## [Your goal]
Omitting the pictures, output all of the records precisely as written.

## [Records to process]
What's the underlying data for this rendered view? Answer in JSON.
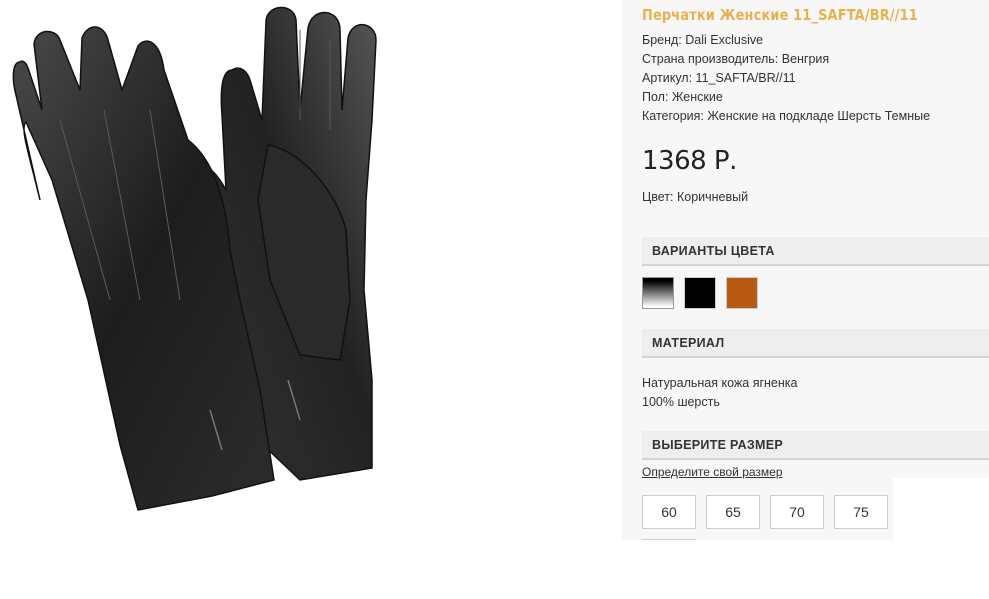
{
  "product": {
    "title": "Перчатки Женские 11_SAFTA/BR//11",
    "image_alt": "Кожаные перчатки",
    "specs": [
      "Бренд: Dali Exclusive",
      "Страна производитель: Венгрия",
      "Артикул: 11_SAFTA/BR//11",
      "Пол: Женские",
      "Категория: Женские на подкладе Шерсть Темные"
    ],
    "price": "1368 Р.",
    "color": "Цвет: Коричневый"
  },
  "colors": {
    "header": "ВАРИАНТЫ ЦВЕТА",
    "swatches": [
      {
        "name": "gradient",
        "color": "#000000"
      },
      {
        "name": "black",
        "color": "#000000"
      },
      {
        "name": "brown",
        "color": "#b85a12"
      }
    ]
  },
  "material": {
    "header": "МАТЕРИАЛ",
    "lines": [
      "Натуральная кожа ягненка",
      "100% шерсть"
    ]
  },
  "size": {
    "header": "ВЫБЕРИТЕ РАЗМЕР",
    "link": "Определите свой размер",
    "options": [
      "60",
      "65",
      "70",
      "75"
    ]
  },
  "theme": {
    "title_color": "#e7b14c",
    "panel_bg": "#f7f7f7",
    "header_bg": "#eeeeee"
  }
}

## [Response]
What's the underlying data for this rendered view? Answer in JSON.
{
  "product": {
    "title": "Перчатки Женские 11_SAFTA/BR//11",
    "image_alt": "Кожаные перчатки",
    "specs": [
      "Бренд: Dali Exclusive",
      "Страна производитель: Венгрия",
      "Артикул: 11_SAFTA/BR//11",
      "Пол: Женские",
      "Категория: Женские на подкладе Шерсть Темные"
    ],
    "price": "1368 Р.",
    "color": "Цвет: Коричневый"
  },
  "colors": {
    "header": "ВАРИАНТЫ ЦВЕТА",
    "swatches": [
      {
        "name": "gradient",
        "color": "#000000"
      },
      {
        "name": "black",
        "color": "#000000"
      },
      {
        "name": "brown",
        "color": "#b85a12"
      }
    ]
  },
  "material": {
    "header": "МАТЕРИАЛ",
    "lines": [
      "Натуральная кожа ягненка",
      "100% шерсть"
    ]
  },
  "size": {
    "header": "ВЫБЕРИТЕ РАЗМЕР",
    "link": "Определите свой размер",
    "options": [
      "60",
      "65",
      "70",
      "75"
    ]
  },
  "theme": {
    "title_color": "#e7b14c",
    "panel_bg": "#f7f7f7",
    "header_bg": "#eeeeee"
  }
}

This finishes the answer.